◆ Items from an interface collection
________________________

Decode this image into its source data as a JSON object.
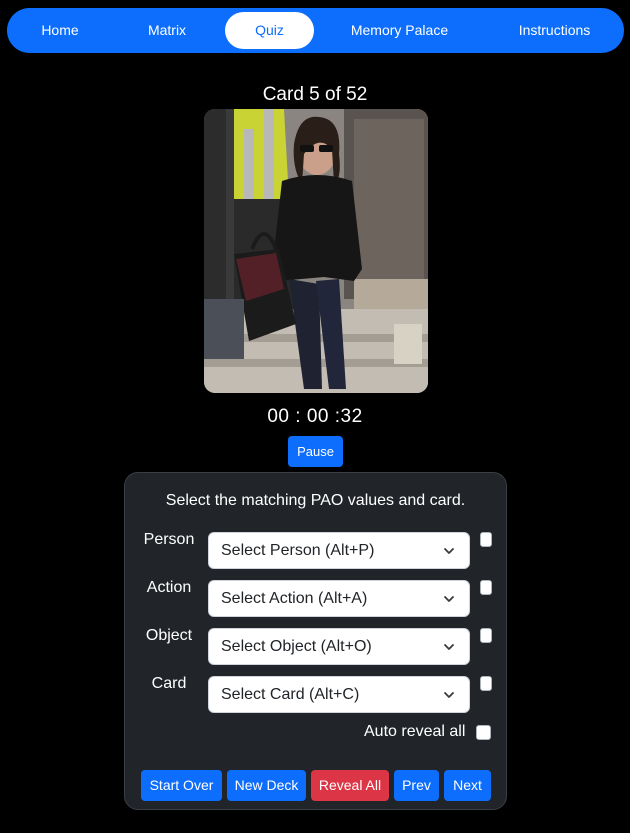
{
  "nav": {
    "items": [
      {
        "label": "Home",
        "active": false
      },
      {
        "label": "Matrix",
        "active": false
      },
      {
        "label": "Quiz",
        "active": true
      },
      {
        "label": "Memory Palace",
        "active": false
      },
      {
        "label": "Instructions",
        "active": false
      }
    ]
  },
  "card": {
    "counter": "Card 5 of 52"
  },
  "timer": {
    "display": "00 : 00 :32"
  },
  "pause": {
    "label": "Pause"
  },
  "panel": {
    "title": "Select the matching PAO values and card.",
    "fields": [
      {
        "label": "Person",
        "select": "Select Person (Alt+P)"
      },
      {
        "label": "Action",
        "select": "Select Action (Alt+A)"
      },
      {
        "label": "Object",
        "select": "Select Object (Alt+O)"
      },
      {
        "label": "Card",
        "select": "Select Card (Alt+C)"
      }
    ],
    "auto_reveal_label": "Auto reveal all",
    "buttons": [
      {
        "label": "Start Over",
        "color": "#0d6efd"
      },
      {
        "label": "New Deck",
        "color": "#0d6efd"
      },
      {
        "label": "Reveal All",
        "color": "#dc3545"
      },
      {
        "label": "Prev",
        "color": "#0d6efd"
      },
      {
        "label": "Next",
        "color": "#0d6efd"
      }
    ]
  },
  "colors": {
    "primary": "#0d6efd",
    "danger": "#dc3545",
    "panel_bg": "#212529"
  }
}
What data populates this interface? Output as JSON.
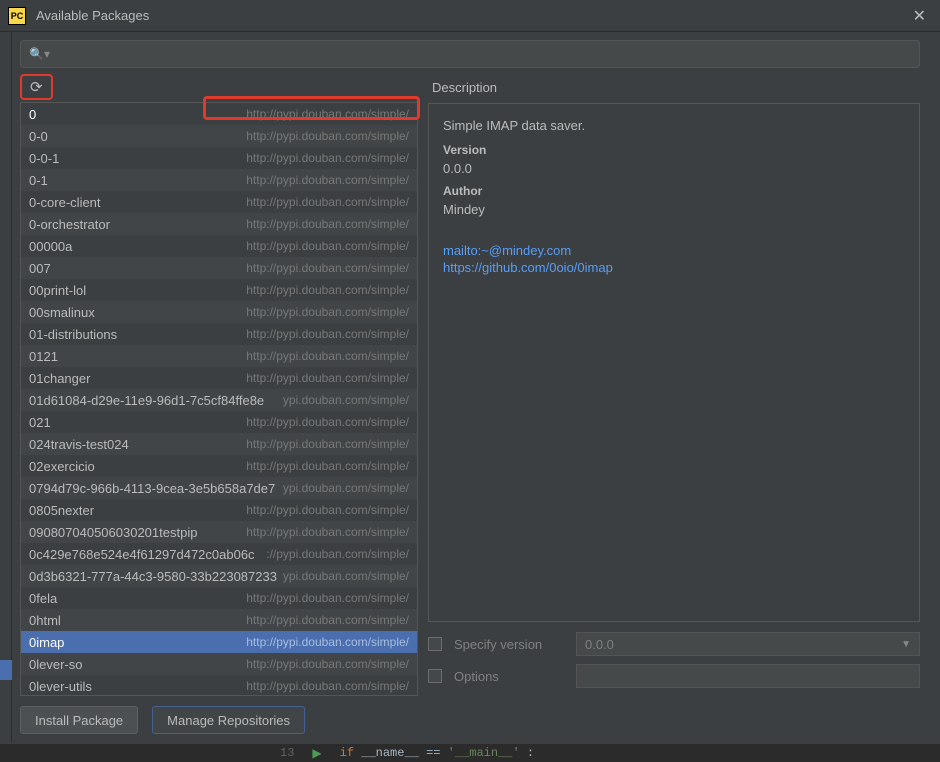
{
  "window": {
    "title": "Available Packages",
    "app_icon_text": "PC"
  },
  "search": {
    "placeholder": ""
  },
  "repo_url": "http://pypi.douban.com/simple/",
  "repo_url_trunc1": "ypi.douban.com/simple/",
  "repo_url_trunc2": "://pypi.douban.com/simple/",
  "packages": [
    {
      "name": "0"
    },
    {
      "name": "0-0"
    },
    {
      "name": "0-0-1"
    },
    {
      "name": "0-1"
    },
    {
      "name": "0-core-client"
    },
    {
      "name": "0-orchestrator"
    },
    {
      "name": "00000a"
    },
    {
      "name": "007"
    },
    {
      "name": "00print-lol"
    },
    {
      "name": "00smalinux"
    },
    {
      "name": "01-distributions"
    },
    {
      "name": "0121"
    },
    {
      "name": "01changer"
    },
    {
      "name": "01d61084-d29e-11e9-96d1-7c5cf84ffe8e",
      "trunc": 1
    },
    {
      "name": "021"
    },
    {
      "name": "024travis-test024"
    },
    {
      "name": "02exercicio"
    },
    {
      "name": "0794d79c-966b-4113-9cea-3e5b658a7de7",
      "trunc": 1
    },
    {
      "name": "0805nexter"
    },
    {
      "name": "090807040506030201testpip"
    },
    {
      "name": "0c429e768e524e4f61297d472c0ab06c",
      "trunc": 2
    },
    {
      "name": "0d3b6321-777a-44c3-9580-33b223087233",
      "trunc": 1
    },
    {
      "name": "0fela"
    },
    {
      "name": "0html"
    },
    {
      "name": "0imap",
      "selected": true
    },
    {
      "name": "0lever-so"
    },
    {
      "name": "0lever-utils"
    }
  ],
  "description": {
    "header": "Description",
    "summary": "Simple IMAP data saver.",
    "version_label": "Version",
    "version": "0.0.0",
    "author_label": "Author",
    "author": "Mindey",
    "links": [
      "mailto:~@mindey.com",
      "https://github.com/0oio/0imap"
    ]
  },
  "options": {
    "specify_version_label": "Specify version",
    "specify_version_value": "0.0.0",
    "options_label": "Options",
    "options_value": ""
  },
  "footer": {
    "install": "Install Package",
    "manage": "Manage Repositories"
  },
  "editor": {
    "line_no": "13",
    "kw_if": "if",
    "ident_name": "__name__",
    "op_eq": "==",
    "str_main": "'__main__'",
    "colon": ":"
  }
}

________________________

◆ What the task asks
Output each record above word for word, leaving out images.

◆ Exercise solution
Decode this image into its source data as a JSON object.
{
  "nav": {
    "items": [
      {
        "label": "Home",
        "active": false
      },
      {
        "label": "Matrix",
        "active": false
      },
      {
        "label": "Quiz",
        "active": true
      },
      {
        "label": "Memory Palace",
        "active": false
      },
      {
        "label": "Instructions",
        "active": false
      }
    ]
  },
  "card": {
    "counter": "Card 5 of 52"
  },
  "timer": {
    "display": "00 : 00 :32"
  },
  "pause": {
    "label": "Pause"
  },
  "panel": {
    "title": "Select the matching PAO values and card.",
    "fields": [
      {
        "label": "Person",
        "select": "Select Person (Alt+P)"
      },
      {
        "label": "Action",
        "select": "Select Action (Alt+A)"
      },
      {
        "label": "Object",
        "select": "Select Object (Alt+O)"
      },
      {
        "label": "Card",
        "select": "Select Card (Alt+C)"
      }
    ],
    "auto_reveal_label": "Auto reveal all",
    "buttons": [
      {
        "label": "Start Over",
        "color": "#0d6efd"
      },
      {
        "label": "New Deck",
        "color": "#0d6efd"
      },
      {
        "label": "Reveal All",
        "color": "#dc3545"
      },
      {
        "label": "Prev",
        "color": "#0d6efd"
      },
      {
        "label": "Next",
        "color": "#0d6efd"
      }
    ]
  },
  "colors": {
    "primary": "#0d6efd",
    "danger": "#dc3545",
    "panel_bg": "#212529"
  }
}
What data populates this interface? Output as JSON.
{
  "window": {
    "title": "Available Packages",
    "app_icon_text": "PC"
  },
  "search": {
    "placeholder": ""
  },
  "repo_url": "http://pypi.douban.com/simple/",
  "repo_url_trunc1": "ypi.douban.com/simple/",
  "repo_url_trunc2": "://pypi.douban.com/simple/",
  "packages": [
    {
      "name": "0"
    },
    {
      "name": "0-0"
    },
    {
      "name": "0-0-1"
    },
    {
      "name": "0-1"
    },
    {
      "name": "0-core-client"
    },
    {
      "name": "0-orchestrator"
    },
    {
      "name": "00000a"
    },
    {
      "name": "007"
    },
    {
      "name": "00print-lol"
    },
    {
      "name": "00smalinux"
    },
    {
      "name": "01-distributions"
    },
    {
      "name": "0121"
    },
    {
      "name": "01changer"
    },
    {
      "name": "01d61084-d29e-11e9-96d1-7c5cf84ffe8e",
      "trunc": 1
    },
    {
      "name": "021"
    },
    {
      "name": "024travis-test024"
    },
    {
      "name": "02exercicio"
    },
    {
      "name": "0794d79c-966b-4113-9cea-3e5b658a7de7",
      "trunc": 1
    },
    {
      "name": "0805nexter"
    },
    {
      "name": "090807040506030201testpip"
    },
    {
      "name": "0c429e768e524e4f61297d472c0ab06c",
      "trunc": 2
    },
    {
      "name": "0d3b6321-777a-44c3-9580-33b223087233",
      "trunc": 1
    },
    {
      "name": "0fela"
    },
    {
      "name": "0html"
    },
    {
      "name": "0imap",
      "selected": true
    },
    {
      "name": "0lever-so"
    },
    {
      "name": "0lever-utils"
    }
  ],
  "description": {
    "header": "Description",
    "summary": "Simple IMAP data saver.",
    "version_label": "Version",
    "version": "0.0.0",
    "author_label": "Author",
    "author": "Mindey",
    "links": [
      "mailto:~@mindey.com",
      "https://github.com/0oio/0imap"
    ]
  },
  "options": {
    "specify_version_label": "Specify version",
    "specify_version_value": "0.0.0",
    "options_label": "Options",
    "options_value": ""
  },
  "footer": {
    "install": "Install Package",
    "manage": "Manage Repositories"
  },
  "editor": {
    "line_no": "13",
    "kw_if": "if",
    "ident_name": "__name__",
    "op_eq": "==",
    "str_main": "'__main__'",
    "colon": ":"
  }
}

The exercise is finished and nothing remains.